On November 13, 2006, firefighters were summoned by neighbors to fight a blaze in the home of 31-year-old Frederick Mardlin in Capac, Michigan. Fire investigators believed the blaze was intentionally set. Mardlin, who left his home to visit a brother shortly before the fire broke out, was charged with two counts of arson.
Mardlin went on trial before a jury in St. Clair County Circuit Court. Michigan State police Sgt. Michael Waite testified that he believed the fire was intentionally set in a love seat, as did David Stayer, a fire investigator hired by the firm that insured the home. No evidence of accelerants was found.
Prosecutors also presented evidence that Mardlin was behind in his mortgage payments and bills and that he had been involved in other fires that involved insurance claims. In 1994, his truck burned while he was fishing. In 2001, his van’s engine caught fire and burned his uninsured mobile home. In 2003, a van he drove for a carpet business caught fire, and in 2006, a blanket left on a kerosene heater in his home had ignited.
A defense fire expert, Robert Trenkle, testified that his investigation showed the fire started behind a couch, not on top of the loveseat. He said that he did not have sufficient time or money to conduct tests, but suspected the fire could have been caused by an outlet behind the couch. He said that further testing on the outlet should have been conducted.
Prior to trial, Mardlin’s attorney had requested that an electrical expert be appointed to examine the outlet and power cords in the room where the fire began, but the motion was denied.
The prosecution’s experts had not examined the outlet or cords because they believed the fire was set on top of the love seat.
On June 14, 2007, Mardlin was convicted of arson of a dwelling house and burning insured property. He was sentenced to three to 20 years in prison.
Mardlin’s appellate attorney found an electrical expert who examined the outlet and cords free of charge. The expert concluded that the fire was caused by an electrical malfunction. The expert videotaped confirmatory testing that he said showed that a short in a cord leading from a power-strip created a significant heat source that, in turn, caused the outlet to overheat and ignite.

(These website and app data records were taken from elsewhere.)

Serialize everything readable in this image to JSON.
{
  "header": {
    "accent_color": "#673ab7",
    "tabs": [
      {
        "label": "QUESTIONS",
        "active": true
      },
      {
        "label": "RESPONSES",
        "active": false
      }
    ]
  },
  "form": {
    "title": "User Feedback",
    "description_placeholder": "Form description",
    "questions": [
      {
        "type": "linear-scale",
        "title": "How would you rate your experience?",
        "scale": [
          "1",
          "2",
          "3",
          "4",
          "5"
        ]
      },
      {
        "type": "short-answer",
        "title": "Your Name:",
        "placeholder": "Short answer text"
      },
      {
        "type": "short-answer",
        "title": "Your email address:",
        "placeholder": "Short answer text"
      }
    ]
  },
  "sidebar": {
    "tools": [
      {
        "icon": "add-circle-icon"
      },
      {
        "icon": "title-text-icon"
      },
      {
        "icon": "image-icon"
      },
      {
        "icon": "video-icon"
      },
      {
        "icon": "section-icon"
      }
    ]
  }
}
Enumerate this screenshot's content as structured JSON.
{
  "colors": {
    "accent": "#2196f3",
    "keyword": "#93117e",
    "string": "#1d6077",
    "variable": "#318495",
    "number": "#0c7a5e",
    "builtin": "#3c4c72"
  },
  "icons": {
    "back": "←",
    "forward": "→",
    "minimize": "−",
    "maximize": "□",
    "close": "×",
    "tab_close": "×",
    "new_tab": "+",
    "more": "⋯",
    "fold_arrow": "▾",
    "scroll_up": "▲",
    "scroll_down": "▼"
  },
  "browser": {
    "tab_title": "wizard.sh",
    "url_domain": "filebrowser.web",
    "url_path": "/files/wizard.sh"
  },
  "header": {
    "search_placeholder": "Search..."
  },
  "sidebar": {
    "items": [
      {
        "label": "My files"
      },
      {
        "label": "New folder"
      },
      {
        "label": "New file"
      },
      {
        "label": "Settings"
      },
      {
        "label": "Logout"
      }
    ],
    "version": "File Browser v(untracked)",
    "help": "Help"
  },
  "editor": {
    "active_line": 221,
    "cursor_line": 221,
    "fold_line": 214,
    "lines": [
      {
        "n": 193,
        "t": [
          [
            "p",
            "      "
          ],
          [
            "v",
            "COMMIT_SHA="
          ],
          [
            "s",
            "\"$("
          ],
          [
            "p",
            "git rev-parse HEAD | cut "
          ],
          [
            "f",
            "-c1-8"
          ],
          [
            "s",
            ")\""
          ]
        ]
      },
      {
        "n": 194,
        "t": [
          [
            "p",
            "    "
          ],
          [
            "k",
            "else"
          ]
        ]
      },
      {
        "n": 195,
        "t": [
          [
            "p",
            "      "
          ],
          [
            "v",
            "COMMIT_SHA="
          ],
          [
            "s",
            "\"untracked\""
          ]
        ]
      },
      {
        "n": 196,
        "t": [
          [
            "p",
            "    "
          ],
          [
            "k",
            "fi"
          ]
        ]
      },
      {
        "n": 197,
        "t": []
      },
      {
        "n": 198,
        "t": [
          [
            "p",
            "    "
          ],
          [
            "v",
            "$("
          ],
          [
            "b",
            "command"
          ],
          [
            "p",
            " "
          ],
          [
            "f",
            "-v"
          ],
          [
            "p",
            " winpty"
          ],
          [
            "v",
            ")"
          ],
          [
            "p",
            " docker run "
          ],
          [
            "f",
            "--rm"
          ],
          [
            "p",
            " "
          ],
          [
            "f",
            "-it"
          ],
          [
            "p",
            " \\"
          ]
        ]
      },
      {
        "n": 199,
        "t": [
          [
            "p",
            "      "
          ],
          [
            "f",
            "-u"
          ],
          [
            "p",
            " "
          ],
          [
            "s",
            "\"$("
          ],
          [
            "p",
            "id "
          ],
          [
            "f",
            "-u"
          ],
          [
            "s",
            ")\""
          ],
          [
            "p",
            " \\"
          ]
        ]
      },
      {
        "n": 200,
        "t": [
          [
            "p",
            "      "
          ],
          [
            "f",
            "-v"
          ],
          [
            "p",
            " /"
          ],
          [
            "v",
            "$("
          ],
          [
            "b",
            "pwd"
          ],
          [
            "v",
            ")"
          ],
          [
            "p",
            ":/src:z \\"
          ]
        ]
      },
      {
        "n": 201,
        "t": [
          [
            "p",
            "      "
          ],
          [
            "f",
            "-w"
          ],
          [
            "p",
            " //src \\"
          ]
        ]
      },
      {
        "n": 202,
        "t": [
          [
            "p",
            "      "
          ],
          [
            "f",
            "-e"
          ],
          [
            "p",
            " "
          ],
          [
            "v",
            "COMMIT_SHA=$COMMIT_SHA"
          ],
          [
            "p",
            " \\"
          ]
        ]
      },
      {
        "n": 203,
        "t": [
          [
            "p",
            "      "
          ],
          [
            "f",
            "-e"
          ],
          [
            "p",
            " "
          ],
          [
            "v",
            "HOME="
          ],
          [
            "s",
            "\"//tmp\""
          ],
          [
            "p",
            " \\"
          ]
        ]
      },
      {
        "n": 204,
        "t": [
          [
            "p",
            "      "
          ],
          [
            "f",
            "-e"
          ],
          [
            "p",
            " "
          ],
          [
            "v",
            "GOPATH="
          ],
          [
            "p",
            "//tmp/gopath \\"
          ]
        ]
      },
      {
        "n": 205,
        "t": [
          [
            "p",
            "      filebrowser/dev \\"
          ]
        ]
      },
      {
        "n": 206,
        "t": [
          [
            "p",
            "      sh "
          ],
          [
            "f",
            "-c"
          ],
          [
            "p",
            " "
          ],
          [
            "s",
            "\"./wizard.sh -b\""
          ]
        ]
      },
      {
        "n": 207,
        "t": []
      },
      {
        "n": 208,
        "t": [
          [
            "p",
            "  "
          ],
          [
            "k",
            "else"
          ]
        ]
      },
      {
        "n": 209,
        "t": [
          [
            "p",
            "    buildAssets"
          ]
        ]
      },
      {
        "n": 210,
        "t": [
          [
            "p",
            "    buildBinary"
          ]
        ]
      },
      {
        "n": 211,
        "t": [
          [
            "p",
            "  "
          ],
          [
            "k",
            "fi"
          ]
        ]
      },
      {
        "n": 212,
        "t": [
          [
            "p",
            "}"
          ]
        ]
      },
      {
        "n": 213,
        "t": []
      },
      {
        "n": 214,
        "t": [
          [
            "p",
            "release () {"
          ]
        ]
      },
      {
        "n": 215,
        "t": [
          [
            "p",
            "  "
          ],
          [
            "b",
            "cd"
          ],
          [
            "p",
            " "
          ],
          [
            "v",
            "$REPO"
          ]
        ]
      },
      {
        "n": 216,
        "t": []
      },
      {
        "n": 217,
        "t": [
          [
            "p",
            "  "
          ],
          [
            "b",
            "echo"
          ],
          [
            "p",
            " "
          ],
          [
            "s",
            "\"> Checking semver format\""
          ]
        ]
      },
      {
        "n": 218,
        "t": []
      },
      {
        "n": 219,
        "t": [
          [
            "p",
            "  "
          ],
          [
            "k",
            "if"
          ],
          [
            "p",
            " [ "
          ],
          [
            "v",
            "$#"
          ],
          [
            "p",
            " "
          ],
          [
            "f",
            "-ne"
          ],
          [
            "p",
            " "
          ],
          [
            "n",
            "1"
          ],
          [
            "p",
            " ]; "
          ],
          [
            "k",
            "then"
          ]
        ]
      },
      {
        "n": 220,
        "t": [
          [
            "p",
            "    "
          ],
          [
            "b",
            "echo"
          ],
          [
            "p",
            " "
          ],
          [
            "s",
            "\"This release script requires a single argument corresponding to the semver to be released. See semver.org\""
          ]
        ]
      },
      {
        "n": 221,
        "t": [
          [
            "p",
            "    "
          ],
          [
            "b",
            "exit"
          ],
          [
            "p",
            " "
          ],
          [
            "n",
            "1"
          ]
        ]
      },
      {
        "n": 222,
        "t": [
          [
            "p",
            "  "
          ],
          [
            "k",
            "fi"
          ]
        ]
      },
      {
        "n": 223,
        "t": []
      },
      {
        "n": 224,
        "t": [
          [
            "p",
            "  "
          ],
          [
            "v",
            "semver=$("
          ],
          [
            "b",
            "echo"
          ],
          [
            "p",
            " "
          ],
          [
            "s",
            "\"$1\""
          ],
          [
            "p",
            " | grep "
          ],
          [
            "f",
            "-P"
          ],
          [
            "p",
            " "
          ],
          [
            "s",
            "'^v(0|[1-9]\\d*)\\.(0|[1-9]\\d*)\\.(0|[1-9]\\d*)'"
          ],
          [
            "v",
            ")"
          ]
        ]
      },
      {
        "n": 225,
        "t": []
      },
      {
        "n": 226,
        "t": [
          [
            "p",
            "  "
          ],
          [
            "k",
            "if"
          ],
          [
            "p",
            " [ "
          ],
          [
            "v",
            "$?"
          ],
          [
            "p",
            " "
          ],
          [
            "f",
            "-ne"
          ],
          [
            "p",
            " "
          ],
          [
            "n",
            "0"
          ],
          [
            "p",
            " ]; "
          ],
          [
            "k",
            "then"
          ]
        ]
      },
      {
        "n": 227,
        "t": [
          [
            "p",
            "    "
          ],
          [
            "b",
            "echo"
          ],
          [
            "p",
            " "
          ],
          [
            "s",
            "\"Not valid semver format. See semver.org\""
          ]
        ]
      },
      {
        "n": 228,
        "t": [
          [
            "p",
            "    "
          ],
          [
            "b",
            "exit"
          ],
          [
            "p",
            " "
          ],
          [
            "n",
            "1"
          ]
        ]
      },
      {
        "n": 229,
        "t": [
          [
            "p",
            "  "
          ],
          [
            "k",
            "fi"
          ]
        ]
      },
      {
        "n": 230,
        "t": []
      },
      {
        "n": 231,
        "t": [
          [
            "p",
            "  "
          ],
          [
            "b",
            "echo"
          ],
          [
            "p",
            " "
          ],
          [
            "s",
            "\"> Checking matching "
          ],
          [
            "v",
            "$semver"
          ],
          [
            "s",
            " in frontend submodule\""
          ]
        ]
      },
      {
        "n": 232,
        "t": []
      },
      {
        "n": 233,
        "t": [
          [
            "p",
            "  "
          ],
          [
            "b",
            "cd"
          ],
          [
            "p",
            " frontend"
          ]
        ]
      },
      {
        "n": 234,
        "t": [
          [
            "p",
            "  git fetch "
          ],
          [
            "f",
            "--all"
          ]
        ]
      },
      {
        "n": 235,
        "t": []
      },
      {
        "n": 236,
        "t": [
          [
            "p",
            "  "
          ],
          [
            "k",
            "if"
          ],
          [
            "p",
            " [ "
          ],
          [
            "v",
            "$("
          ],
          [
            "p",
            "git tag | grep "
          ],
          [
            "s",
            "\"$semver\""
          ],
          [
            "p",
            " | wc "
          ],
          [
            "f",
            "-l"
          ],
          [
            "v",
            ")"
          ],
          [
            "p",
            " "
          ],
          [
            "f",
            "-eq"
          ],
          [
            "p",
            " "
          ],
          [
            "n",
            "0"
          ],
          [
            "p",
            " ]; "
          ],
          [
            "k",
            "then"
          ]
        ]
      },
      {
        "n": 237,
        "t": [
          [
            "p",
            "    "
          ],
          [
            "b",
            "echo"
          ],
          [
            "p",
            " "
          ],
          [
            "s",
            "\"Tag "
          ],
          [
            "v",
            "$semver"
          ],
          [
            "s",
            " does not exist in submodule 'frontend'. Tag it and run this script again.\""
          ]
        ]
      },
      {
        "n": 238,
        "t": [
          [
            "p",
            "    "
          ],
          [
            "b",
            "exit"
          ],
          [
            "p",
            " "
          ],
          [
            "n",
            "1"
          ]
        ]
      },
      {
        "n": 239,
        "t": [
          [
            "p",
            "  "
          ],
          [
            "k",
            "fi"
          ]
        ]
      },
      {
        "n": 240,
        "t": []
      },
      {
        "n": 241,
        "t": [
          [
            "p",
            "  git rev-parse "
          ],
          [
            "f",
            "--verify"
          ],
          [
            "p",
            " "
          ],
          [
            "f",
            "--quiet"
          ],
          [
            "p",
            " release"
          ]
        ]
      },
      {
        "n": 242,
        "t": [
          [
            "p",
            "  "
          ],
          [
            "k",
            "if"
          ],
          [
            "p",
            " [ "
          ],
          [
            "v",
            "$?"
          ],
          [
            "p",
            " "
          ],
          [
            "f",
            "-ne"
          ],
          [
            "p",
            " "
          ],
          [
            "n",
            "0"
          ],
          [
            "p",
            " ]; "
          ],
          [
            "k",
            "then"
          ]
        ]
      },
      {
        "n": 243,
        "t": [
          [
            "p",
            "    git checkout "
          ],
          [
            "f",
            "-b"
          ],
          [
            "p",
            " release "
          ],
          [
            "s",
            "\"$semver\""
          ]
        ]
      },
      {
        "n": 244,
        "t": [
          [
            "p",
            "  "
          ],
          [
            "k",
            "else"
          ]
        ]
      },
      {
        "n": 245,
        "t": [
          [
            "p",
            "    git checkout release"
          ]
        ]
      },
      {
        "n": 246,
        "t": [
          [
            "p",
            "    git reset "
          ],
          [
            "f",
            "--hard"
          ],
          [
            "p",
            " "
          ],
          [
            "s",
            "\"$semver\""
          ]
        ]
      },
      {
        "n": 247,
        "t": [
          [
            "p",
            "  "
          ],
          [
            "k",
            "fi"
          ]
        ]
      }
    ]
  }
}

In 2008, the Michigan Court of Appeals remanded the case to the trial judge to hear a motion for a new trial based on the defense expert’s findings. The motion was denied.
In May 2009, the Michigan Court of Appeals reversed the conviction and ordered a new trial. The appeals court ruled that the evidence of the other fires had been improperly admitted into evidence. The court did not address Mardlin’s claim that an electrical expert should have been appointed to examine the outlet prior to trial.
In 2010, the Michigan Supreme Court reversed the appeals court ruling on the evidence of other fires and reinstated the conviction. However, the Supreme Court sent the case back to the appeals court to examine the claim relating to the electrical expert.
In December 2011, Mardlin was released from prison on parole.
In January 2012, the Michigan Court of Appeals set aside the conviction and ordered a new trial. The Court of Appeals ruled that the trial court erred when it refused to allow Mardlin’s attorney to present the testimony of the electrical expert. The Court held that the evidence ultimately developed by the expert retained by Mardlin’s appellate lawyer could have resulted in an acquittal.
On February 14, 2013, prosecutors dismissed the charges.
– Maurice Possley